He states that the U.S. Securities and Exchange Commission (SEC) investigated Ripple, Brad Garlinghouse (CEO, Ripple), David “Joel Katz” Schwartz (CTO, Ripple), and Chris Larsen (Co-Founder & Executive Chairman, Ripple) for 30 months.
In doing so, dozens of subpoenas were issued to Ripple partners or investors operating their business in the United States.
Sharing his Ripple-SEC analyses, John Deaton tweeted:
Let’s review an important thing I call FACTS.— John E Deaton (@JohnEDeaton1) December 26, 2022
Over a dozen investigators from the @SECGov investigated @Ripple @bgarlinghouse @JoelKatz and @chrislarsensf for 30 months issuing dozens of subpoenas to every Ripple partner or investor that was doing business in the United States. https://t.co/ysLDIeK6Zw
Following an exhaustive investigation spanning over two and a half years, an enforcement action was filed by the SEC against Ripple, its Chairman, and CEO. The SEC had access to all the XRP transactions effected by Ripple or its executives starting 2012, per Deaton.
The contracts signed by Ripple and its seed investors, such as Tetragon, were also in the SEC’s access. Still, Deaton says, the SEC didn’t get satisfied with the 30-month investigation’s outcome, striving for more. So, the SEC ventured to the international waters even amid its alleged “underfunded” resources.
Bypassing the Rules of Civil Procedure and the Hague Convention, the SEC leveraged MOUs with foreign regulators, beyond the U.S.
These foreign regulators were then requested by the “underfunded” SEC to burden the companies by serving on them tedious document requests.
But in its subsequent objection, Ripple claimed that the MOU requests should ideally have been initiated prior to the suit. By not doing so, the SEC acted unreasonably against Ripple’s partners and investors.
Ripple’s objection in question was overruled by the Judge, allowing the SEC to collect in-depth documentation against Ripple.
Barlinghouse argues that even prior to the culmination of the Ripple vs. SEC case, Ripple would have spent over $100M in legal fees in its defense.
In other news, Palau has reportedly partnered with Ripple to launch a national stablecoin.
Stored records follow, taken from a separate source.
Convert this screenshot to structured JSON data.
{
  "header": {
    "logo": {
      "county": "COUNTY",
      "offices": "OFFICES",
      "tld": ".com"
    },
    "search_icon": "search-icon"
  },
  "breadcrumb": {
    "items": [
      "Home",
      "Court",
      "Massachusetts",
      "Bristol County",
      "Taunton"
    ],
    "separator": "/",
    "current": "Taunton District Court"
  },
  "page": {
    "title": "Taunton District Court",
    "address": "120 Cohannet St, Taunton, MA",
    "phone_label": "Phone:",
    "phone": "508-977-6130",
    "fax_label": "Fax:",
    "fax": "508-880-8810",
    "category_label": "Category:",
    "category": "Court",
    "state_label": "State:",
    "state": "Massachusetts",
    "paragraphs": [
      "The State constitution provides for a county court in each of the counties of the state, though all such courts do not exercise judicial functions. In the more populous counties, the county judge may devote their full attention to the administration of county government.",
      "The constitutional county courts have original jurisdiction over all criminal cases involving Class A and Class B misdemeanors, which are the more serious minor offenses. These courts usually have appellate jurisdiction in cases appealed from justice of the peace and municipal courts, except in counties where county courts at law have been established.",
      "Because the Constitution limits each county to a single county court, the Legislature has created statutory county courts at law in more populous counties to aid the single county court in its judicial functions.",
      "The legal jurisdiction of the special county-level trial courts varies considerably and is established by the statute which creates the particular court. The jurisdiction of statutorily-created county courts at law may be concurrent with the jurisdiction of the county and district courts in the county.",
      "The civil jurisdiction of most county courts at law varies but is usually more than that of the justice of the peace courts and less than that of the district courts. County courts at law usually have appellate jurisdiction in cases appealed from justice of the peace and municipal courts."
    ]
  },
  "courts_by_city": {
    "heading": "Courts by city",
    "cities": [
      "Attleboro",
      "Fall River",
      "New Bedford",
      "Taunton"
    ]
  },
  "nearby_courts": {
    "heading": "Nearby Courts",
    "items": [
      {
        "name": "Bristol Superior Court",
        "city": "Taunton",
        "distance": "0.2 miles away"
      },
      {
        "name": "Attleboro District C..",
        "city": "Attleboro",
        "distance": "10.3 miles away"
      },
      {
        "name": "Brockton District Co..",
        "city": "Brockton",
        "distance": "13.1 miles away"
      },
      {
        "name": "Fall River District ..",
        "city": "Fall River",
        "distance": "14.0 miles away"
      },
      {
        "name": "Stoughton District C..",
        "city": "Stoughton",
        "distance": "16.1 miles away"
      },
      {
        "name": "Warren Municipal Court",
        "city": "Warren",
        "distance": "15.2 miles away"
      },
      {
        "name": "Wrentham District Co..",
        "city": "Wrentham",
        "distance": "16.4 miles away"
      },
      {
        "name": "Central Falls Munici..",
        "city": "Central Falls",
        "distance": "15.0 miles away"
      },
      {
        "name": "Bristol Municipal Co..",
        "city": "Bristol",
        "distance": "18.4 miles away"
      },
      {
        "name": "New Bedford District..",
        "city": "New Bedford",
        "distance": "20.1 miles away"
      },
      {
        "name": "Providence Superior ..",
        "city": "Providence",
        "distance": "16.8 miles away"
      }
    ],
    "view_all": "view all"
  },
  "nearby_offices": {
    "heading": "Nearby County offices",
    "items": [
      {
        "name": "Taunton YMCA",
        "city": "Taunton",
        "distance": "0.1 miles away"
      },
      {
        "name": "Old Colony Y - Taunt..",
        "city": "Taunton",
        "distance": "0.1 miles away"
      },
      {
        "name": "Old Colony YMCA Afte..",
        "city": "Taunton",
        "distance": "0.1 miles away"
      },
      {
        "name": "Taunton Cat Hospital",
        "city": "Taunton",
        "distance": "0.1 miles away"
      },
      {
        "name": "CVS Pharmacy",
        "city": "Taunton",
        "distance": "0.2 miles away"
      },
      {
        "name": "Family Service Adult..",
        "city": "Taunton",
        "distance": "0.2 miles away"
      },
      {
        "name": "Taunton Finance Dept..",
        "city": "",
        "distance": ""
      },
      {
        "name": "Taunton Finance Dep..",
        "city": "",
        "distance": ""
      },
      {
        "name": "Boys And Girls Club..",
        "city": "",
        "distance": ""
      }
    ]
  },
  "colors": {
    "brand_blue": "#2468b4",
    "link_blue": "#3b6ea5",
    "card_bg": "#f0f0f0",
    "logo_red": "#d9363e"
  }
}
Palau is also planning to issue NFT ID cards to its digital residents.